> [Work task]:
Find every line below with the string "code" and pick it out.

Segment Start: Data listing

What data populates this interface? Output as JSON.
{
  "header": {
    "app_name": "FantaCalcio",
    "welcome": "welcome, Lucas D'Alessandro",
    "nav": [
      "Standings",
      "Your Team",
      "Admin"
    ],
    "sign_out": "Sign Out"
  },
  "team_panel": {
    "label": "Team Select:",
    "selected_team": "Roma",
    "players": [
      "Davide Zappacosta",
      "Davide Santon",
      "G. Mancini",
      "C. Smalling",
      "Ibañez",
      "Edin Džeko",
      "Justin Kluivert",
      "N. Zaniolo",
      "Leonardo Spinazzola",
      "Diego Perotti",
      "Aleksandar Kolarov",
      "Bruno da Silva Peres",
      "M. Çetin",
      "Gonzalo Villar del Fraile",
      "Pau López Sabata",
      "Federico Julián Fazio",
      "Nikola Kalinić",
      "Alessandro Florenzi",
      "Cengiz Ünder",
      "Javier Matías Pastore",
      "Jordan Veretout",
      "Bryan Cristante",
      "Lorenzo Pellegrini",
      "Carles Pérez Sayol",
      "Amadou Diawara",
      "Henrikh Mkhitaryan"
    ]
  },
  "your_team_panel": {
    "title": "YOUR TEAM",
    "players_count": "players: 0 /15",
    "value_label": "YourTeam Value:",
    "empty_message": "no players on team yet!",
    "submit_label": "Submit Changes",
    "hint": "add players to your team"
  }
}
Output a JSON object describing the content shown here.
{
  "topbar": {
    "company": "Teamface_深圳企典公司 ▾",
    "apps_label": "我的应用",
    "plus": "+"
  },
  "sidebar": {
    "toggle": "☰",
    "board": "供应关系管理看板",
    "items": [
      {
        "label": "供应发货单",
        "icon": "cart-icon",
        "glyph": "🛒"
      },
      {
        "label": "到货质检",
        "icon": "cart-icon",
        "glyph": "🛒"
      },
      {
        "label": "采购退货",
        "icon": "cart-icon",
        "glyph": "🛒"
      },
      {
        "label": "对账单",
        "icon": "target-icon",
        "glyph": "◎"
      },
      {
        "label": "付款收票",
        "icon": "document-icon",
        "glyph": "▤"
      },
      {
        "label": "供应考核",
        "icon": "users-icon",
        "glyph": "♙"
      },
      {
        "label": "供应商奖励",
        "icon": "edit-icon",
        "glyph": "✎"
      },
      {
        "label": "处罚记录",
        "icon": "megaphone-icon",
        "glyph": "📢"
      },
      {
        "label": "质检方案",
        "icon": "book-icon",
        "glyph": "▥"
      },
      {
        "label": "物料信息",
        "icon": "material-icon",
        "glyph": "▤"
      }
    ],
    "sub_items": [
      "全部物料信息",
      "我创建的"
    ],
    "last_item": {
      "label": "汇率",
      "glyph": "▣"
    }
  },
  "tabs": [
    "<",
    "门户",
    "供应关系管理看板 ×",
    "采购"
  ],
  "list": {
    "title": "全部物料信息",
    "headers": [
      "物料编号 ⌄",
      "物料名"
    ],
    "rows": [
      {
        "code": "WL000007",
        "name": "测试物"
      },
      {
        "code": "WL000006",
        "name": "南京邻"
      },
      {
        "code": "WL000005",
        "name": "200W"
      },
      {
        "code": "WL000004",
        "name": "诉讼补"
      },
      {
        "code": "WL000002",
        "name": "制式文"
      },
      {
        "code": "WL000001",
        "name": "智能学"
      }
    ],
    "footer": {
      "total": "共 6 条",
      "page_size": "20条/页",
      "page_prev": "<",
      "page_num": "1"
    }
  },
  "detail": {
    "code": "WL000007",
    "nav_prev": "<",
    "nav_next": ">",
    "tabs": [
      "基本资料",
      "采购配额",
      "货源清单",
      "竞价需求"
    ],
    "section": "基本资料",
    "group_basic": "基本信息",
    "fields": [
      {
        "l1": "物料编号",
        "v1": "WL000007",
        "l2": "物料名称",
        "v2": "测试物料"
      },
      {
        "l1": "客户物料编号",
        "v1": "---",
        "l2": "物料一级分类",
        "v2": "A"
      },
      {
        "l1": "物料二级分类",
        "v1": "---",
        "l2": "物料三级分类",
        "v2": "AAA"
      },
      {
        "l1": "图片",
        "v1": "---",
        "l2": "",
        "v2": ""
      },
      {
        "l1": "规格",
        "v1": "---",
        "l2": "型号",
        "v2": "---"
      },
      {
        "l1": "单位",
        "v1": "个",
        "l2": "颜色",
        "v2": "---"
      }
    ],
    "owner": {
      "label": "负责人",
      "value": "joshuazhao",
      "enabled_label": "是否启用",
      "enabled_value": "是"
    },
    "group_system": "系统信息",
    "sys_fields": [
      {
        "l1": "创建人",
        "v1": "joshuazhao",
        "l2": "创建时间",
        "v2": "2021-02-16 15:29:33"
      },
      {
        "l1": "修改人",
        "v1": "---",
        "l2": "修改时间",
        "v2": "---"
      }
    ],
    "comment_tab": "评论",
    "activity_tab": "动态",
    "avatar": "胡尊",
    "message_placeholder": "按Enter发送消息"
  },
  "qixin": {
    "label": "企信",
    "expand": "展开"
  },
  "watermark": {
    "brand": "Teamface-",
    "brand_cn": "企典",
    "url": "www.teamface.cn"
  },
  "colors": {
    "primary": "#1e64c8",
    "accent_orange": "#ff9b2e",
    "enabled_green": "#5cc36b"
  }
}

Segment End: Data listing

> [Output of the exercise]:
        "code": "WL000007",
        "code": "WL000006",
        "code": "WL000005",
        "code": "WL000004",
        "code": "WL000002",
        "code": "WL000001",
    "code": "WL000007",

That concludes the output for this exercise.